■ **The task**
Reproduce the material that follows exactly, with no line left out.

■ **Records to use**
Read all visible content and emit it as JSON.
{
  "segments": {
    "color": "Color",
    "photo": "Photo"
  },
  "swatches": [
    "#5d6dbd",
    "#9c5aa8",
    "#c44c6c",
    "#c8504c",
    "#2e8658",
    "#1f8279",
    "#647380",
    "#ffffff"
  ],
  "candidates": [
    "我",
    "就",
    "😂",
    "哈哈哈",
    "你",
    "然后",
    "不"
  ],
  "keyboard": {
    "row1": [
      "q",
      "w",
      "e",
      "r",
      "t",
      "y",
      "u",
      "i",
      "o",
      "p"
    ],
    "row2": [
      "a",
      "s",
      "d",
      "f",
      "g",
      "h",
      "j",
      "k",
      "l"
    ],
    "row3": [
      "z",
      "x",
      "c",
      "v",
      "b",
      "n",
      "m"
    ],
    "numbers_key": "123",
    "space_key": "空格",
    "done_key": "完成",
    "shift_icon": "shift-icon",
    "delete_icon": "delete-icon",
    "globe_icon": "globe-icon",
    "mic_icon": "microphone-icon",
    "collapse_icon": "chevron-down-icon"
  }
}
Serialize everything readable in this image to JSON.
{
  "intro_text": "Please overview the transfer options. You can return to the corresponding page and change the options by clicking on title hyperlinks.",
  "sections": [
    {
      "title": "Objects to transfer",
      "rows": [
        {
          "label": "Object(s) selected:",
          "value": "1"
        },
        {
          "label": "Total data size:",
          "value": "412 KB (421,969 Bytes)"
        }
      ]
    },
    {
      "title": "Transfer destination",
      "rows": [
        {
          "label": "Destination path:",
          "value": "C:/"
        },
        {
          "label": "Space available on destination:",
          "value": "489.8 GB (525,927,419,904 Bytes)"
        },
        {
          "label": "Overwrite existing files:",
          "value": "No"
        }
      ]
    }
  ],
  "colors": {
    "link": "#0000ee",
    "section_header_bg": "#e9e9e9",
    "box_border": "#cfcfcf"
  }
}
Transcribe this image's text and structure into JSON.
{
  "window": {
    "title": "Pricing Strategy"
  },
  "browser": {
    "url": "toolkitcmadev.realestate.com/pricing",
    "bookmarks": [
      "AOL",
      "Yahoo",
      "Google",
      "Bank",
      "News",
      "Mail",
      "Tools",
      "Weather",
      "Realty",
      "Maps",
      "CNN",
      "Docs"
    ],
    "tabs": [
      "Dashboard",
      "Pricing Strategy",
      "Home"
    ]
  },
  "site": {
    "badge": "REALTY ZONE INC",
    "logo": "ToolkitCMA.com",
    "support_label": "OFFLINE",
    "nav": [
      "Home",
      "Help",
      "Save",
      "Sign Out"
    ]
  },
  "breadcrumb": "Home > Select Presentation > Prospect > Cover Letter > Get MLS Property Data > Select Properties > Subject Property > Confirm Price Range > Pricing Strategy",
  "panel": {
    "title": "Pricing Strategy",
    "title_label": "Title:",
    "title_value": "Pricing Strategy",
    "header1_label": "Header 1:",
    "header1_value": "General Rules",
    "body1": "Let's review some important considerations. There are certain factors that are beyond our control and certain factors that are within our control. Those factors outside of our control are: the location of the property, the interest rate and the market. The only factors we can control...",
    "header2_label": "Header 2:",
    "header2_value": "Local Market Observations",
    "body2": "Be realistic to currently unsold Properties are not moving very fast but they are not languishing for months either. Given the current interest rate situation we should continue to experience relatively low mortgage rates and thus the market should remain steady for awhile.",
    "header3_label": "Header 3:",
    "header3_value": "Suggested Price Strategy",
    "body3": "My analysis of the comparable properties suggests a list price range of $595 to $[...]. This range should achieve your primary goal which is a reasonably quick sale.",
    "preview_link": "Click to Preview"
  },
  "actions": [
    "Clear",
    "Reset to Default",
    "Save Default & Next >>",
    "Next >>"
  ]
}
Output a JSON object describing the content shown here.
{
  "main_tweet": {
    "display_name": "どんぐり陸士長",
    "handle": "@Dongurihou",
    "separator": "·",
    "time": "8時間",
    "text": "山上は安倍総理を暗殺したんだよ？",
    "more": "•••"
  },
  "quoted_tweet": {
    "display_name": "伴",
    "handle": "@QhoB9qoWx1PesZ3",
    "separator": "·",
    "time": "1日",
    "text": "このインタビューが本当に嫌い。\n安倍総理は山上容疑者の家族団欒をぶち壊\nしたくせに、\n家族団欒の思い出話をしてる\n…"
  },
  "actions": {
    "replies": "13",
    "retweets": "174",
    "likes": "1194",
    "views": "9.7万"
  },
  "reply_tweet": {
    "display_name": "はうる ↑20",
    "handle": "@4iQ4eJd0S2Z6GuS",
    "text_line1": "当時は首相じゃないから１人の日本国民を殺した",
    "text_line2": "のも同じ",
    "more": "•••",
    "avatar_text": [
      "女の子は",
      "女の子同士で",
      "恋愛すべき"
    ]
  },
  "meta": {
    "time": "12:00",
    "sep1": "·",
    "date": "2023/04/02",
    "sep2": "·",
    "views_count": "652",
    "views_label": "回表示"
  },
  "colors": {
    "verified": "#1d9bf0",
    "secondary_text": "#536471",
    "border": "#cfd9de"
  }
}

■ **Response to this exercise**
Read all visible content and emit it as JSON.
{
  "segments": {
    "color": "Color",
    "photo": "Photo"
  },
  "swatches": [
    "#5d6dbd",
    "#9c5aa8",
    "#c44c6c",
    "#c8504c",
    "#2e8658",
    "#1f8279",
    "#647380",
    "#ffffff"
  ],
  "candidates": [
    "我",
    "就",
    "😂",
    "哈哈哈",
    "你",
    "然后",
    "不"
  ],
  "keyboard": {
    "row1": [
      "q",
      "w",
      "e",
      "r",
      "t",
      "y",
      "u",
      "i",
      "o",
      "p"
    ],
    "row2": [
      "a",
      "s",
      "d",
      "f",
      "g",
      "h",
      "j",
      "k",
      "l"
    ],
    "row3": [
      "z",
      "x",
      "c",
      "v",
      "b",
      "n",
      "m"
    ],
    "numbers_key": "123",
    "space_key": "空格",
    "done_key": "完成",
    "shift_icon": "shift-icon",
    "delete_icon": "delete-icon",
    "globe_icon": "globe-icon",
    "mic_icon": "microphone-icon",
    "collapse_icon": "chevron-down-icon"
  }
}
Serialize everything readable in this image to JSON.
{
  "intro_text": "Please overview the transfer options. You can return to the corresponding page and change the options by clicking on title hyperlinks.",
  "sections": [
    {
      "title": "Objects to transfer",
      "rows": [
        {
          "label": "Object(s) selected:",
          "value": "1"
        },
        {
          "label": "Total data size:",
          "value": "412 KB (421,969 Bytes)"
        }
      ]
    },
    {
      "title": "Transfer destination",
      "rows": [
        {
          "label": "Destination path:",
          "value": "C:/"
        },
        {
          "label": "Space available on destination:",
          "value": "489.8 GB (525,927,419,904 Bytes)"
        },
        {
          "label": "Overwrite existing files:",
          "value": "No"
        }
      ]
    }
  ],
  "colors": {
    "link": "#0000ee",
    "section_header_bg": "#e9e9e9",
    "box_border": "#cfcfcf"
  }
}
Transcribe this image's text and structure into JSON.
{
  "window": {
    "title": "Pricing Strategy"
  },
  "browser": {
    "url": "toolkitcmadev.realestate.com/pricing",
    "bookmarks": [
      "AOL",
      "Yahoo",
      "Google",
      "Bank",
      "News",
      "Mail",
      "Tools",
      "Weather",
      "Realty",
      "Maps",
      "CNN",
      "Docs"
    ],
    "tabs": [
      "Dashboard",
      "Pricing Strategy",
      "Home"
    ]
  },
  "site": {
    "badge": "REALTY ZONE INC",
    "logo": "ToolkitCMA.com",
    "support_label": "OFFLINE",
    "nav": [
      "Home",
      "Help",
      "Save",
      "Sign Out"
    ]
  },
  "breadcrumb": "Home > Select Presentation > Prospect > Cover Letter > Get MLS Property Data > Select Properties > Subject Property > Confirm Price Range > Pricing Strategy",
  "panel": {
    "title": "Pricing Strategy",
    "title_label": "Title:",
    "title_value": "Pricing Strategy",
    "header1_label": "Header 1:",
    "header1_value": "General Rules",
    "body1": "Let's review some important considerations. There are certain factors that are beyond our control and certain factors that are within our control. Those factors outside of our control are: the location of the property, the interest rate and the market. The only factors we can control...",
    "header2_label": "Header 2:",
    "header2_value": "Local Market Observations",
    "body2": "Be realistic to currently unsold Properties are not moving very fast but they are not languishing for months either. Given the current interest rate situation we should continue to experience relatively low mortgage rates and thus the market should remain steady for awhile.",
    "header3_label": "Header 3:",
    "header3_value": "Suggested Price Strategy",
    "body3": "My analysis of the comparable properties suggests a list price range of $595 to $[...]. This range should achieve your primary goal which is a reasonably quick sale.",
    "preview_link": "Click to Preview"
  },
  "actions": [
    "Clear",
    "Reset to Default",
    "Save Default & Next >>",
    "Next >>"
  ]
}
Output a JSON object describing the content shown here.
{
  "main_tweet": {
    "display_name": "どんぐり陸士長",
    "handle": "@Dongurihou",
    "separator": "·",
    "time": "8時間",
    "text": "山上は安倍総理を暗殺したんだよ？",
    "more": "•••"
  },
  "quoted_tweet": {
    "display_name": "伴",
    "handle": "@QhoB9qoWx1PesZ3",
    "separator": "·",
    "time": "1日",
    "text": "このインタビューが本当に嫌い。\n安倍総理は山上容疑者の家族団欒をぶち壊\nしたくせに、\n家族団欒の思い出話をしてる\n…"
  },
  "actions": {
    "replies": "13",
    "retweets": "174",
    "likes": "1194",
    "views": "9.7万"
  },
  "reply_tweet": {
    "display_name": "はうる ↑20",
    "handle": "@4iQ4eJd0S2Z6GuS",
    "text_line1": "当時は首相じゃないから１人の日本国民を殺した",
    "text_line2": "のも同じ",
    "more": "•••",
    "avatar_text": [
      "女の子は",
      "女の子同士で",
      "恋愛すべき"
    ]
  },
  "meta": {
    "time": "12:00",
    "sep1": "·",
    "date": "2023/04/02",
    "sep2": "·",
    "views_count": "652",
    "views_label": "回表示"
  },
  "colors": {
    "verified": "#1d9bf0",
    "secondary_text": "#536471",
    "border": "#cfd9de"
  }
}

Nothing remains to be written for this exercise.